China has launched an anti-dumping investigation into Australian wine as diplomatic relations between the two nations continue to sour.
The inquiry will look into whether Australian winemakers dumped cheap bottles of wine into China over a five-year period, drowning out local producers.
Federal Trade Minister Simon Birmingham described confirmation of the inquiry as "a very disappointing and perplexing development".
“Australian wine is not sold at below market prices and exports are not subsidised,” Senator Birmingham said.
“Australia will engage fully with the Chinese process to strongly argue the case that there are no grounds to uphold the claims being made.”
Federal Agriculture Minister David Littleproud also flatly rejected the dumping allegations.
He has committed to working closely with industry figures to fight the claims.

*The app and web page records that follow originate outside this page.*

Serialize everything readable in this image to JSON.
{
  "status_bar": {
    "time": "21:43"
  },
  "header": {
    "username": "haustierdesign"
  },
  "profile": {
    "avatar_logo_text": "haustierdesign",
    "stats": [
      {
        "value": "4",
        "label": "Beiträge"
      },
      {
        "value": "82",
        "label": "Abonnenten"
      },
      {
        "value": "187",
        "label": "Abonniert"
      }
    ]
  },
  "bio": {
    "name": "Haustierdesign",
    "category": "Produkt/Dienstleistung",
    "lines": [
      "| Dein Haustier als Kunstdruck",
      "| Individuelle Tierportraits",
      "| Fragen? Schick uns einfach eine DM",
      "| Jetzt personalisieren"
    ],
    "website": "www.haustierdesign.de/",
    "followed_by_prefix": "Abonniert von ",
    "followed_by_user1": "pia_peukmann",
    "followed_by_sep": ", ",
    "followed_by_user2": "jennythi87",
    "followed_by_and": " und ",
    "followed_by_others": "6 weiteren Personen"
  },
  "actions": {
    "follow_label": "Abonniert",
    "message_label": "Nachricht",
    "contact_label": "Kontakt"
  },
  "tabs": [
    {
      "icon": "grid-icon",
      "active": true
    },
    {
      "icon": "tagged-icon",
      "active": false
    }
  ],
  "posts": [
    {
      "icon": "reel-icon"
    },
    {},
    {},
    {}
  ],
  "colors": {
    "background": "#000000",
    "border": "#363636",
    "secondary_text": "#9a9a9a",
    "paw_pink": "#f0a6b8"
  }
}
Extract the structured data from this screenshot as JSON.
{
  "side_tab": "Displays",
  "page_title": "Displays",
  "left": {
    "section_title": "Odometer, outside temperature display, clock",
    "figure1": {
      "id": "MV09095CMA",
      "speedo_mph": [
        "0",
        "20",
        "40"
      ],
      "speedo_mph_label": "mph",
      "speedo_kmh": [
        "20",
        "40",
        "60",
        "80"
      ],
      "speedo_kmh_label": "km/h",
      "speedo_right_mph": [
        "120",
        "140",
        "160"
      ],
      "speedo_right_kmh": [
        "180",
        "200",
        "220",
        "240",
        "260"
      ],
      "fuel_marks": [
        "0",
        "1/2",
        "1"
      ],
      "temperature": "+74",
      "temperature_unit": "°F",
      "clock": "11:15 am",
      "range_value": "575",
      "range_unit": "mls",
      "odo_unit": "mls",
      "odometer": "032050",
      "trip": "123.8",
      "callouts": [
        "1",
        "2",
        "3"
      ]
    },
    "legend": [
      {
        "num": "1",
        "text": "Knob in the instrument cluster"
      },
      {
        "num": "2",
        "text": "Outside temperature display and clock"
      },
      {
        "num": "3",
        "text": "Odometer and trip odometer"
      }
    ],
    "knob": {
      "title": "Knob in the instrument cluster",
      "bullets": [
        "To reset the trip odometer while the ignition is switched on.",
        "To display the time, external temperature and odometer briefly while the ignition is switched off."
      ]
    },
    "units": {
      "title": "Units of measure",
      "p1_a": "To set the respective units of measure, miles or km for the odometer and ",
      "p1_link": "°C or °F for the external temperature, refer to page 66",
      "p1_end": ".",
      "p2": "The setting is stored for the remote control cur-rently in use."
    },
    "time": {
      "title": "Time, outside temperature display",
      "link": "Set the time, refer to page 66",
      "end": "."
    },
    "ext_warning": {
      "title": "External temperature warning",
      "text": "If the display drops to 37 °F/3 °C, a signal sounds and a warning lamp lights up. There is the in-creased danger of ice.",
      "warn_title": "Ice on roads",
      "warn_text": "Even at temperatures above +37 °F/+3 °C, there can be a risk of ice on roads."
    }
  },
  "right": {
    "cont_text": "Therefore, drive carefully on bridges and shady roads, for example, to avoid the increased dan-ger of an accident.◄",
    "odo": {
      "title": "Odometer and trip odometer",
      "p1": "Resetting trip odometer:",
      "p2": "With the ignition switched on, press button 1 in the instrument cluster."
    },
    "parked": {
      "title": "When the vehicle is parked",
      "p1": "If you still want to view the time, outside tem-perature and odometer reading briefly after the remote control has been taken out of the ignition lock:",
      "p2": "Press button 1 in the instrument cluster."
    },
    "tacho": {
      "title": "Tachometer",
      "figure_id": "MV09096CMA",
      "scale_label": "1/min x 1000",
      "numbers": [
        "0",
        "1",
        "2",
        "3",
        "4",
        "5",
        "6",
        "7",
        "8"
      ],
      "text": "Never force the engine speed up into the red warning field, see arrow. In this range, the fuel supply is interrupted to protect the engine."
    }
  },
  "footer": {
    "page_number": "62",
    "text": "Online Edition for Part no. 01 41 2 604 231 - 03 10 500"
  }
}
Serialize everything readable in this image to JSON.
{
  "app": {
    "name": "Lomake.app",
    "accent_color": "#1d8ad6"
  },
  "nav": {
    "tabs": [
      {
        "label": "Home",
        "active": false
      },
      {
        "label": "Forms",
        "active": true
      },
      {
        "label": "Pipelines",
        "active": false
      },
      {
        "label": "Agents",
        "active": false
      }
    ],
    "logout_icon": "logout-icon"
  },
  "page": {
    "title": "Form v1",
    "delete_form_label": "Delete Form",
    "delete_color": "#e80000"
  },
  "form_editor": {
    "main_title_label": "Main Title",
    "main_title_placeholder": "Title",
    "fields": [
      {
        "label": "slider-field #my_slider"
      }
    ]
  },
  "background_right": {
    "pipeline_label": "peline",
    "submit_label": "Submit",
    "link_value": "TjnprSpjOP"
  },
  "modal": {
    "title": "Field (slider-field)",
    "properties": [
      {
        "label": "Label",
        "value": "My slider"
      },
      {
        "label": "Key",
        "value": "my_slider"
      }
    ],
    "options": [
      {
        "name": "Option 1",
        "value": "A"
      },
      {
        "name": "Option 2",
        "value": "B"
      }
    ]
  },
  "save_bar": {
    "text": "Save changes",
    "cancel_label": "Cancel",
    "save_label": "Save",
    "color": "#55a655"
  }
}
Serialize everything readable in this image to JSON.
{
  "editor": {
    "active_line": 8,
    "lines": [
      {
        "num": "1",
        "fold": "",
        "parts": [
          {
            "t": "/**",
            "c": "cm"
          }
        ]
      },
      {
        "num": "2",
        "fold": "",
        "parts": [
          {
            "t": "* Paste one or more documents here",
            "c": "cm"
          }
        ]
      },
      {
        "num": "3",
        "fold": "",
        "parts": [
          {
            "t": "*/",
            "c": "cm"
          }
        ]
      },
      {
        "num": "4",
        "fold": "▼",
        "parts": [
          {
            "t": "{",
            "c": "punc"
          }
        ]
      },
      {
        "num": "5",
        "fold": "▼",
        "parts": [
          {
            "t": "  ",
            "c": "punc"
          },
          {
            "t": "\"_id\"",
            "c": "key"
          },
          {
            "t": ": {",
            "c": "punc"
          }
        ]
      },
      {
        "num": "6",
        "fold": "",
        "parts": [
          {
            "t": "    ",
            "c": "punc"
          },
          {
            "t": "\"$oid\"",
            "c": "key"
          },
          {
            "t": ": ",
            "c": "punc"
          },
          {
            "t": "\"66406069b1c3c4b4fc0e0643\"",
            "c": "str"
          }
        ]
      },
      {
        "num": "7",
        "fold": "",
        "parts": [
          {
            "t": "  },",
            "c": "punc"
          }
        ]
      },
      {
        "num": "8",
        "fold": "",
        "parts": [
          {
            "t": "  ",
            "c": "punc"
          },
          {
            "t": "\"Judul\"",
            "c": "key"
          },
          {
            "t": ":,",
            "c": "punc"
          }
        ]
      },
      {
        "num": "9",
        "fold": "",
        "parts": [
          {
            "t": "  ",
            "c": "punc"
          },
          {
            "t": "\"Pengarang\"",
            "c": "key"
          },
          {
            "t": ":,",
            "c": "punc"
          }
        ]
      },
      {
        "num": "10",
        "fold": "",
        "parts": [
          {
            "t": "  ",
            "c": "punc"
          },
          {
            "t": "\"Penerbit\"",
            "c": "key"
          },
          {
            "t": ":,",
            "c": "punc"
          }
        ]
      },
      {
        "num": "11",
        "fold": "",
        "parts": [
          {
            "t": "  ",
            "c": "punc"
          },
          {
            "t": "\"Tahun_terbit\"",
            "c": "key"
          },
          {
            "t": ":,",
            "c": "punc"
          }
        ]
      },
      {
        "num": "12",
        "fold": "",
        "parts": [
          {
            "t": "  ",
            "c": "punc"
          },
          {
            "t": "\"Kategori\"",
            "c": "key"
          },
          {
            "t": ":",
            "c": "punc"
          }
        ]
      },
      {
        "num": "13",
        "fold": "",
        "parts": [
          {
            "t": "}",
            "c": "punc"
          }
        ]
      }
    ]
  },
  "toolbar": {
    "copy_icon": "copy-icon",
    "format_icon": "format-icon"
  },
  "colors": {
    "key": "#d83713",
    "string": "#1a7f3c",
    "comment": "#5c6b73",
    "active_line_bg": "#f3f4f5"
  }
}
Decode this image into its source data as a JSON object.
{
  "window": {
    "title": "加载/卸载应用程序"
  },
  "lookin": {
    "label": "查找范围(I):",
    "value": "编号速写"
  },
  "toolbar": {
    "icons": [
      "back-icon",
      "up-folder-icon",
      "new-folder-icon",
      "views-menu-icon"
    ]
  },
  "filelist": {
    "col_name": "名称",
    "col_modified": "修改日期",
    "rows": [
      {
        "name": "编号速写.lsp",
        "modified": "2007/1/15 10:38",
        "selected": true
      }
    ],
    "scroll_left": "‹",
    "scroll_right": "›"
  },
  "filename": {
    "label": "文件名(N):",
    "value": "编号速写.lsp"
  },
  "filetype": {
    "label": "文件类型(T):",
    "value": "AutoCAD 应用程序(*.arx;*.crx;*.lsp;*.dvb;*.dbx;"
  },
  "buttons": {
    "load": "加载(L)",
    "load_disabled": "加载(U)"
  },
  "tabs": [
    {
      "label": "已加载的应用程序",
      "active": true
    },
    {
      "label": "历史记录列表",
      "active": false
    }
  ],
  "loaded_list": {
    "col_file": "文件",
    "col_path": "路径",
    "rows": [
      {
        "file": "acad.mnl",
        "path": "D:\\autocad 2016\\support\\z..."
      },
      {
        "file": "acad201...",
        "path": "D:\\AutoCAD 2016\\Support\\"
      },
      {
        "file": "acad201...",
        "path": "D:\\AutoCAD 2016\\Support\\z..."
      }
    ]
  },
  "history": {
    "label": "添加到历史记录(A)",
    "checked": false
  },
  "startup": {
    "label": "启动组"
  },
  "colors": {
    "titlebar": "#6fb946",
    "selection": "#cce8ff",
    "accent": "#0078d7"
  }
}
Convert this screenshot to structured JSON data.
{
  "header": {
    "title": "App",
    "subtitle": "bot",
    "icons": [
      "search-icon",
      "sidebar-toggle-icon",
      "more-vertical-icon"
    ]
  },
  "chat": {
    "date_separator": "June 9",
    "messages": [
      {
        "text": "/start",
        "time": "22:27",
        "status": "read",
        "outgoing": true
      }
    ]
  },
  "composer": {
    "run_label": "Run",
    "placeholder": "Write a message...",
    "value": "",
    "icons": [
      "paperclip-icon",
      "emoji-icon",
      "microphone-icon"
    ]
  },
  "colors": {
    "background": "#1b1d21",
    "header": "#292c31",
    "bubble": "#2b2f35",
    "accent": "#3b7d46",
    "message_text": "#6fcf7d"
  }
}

“Australia produces some of the best quality and most popular wine in the world,” Mr Littleproud said on Tuesday.
“That reputation has been recognised by Chinese consumers who have helped make China our largest export market with $1.1 billion exported in 2019-20.”
China is Australia's largest trading partner.
But the relationship has been heavily strained by disputes over coronavirus, territorial claims in the South China Sea, Beijing's security crackdown on Hong Kong and the decision to ban Huawei from Australia's 5G network.
China recently imposed tariffs on Australian barley, suspended some beef imports and warned students and tourists it was not safe to travel to Australia because of allegations of racism.
Chinese state media has previously warned Australian wine could be targeted in the rolling diplomatic row.
The anti-dumping investigation is expected to run for a year.
Shares in Treasury Wine Estates slumped more than 13 per cent as news of the investigation emerged and have since been halted from trading on the Australian Stock Exchange.
TWE, which imports premium brands such as Penfolds into China, said it would co-operate with the investigation.
“TWE's focus will remain on building premium and luxury brands, investing in the local operating model and team, and working with partners to enhance the wine category and grow our contribution to China,” the company said in a statement to the ASX.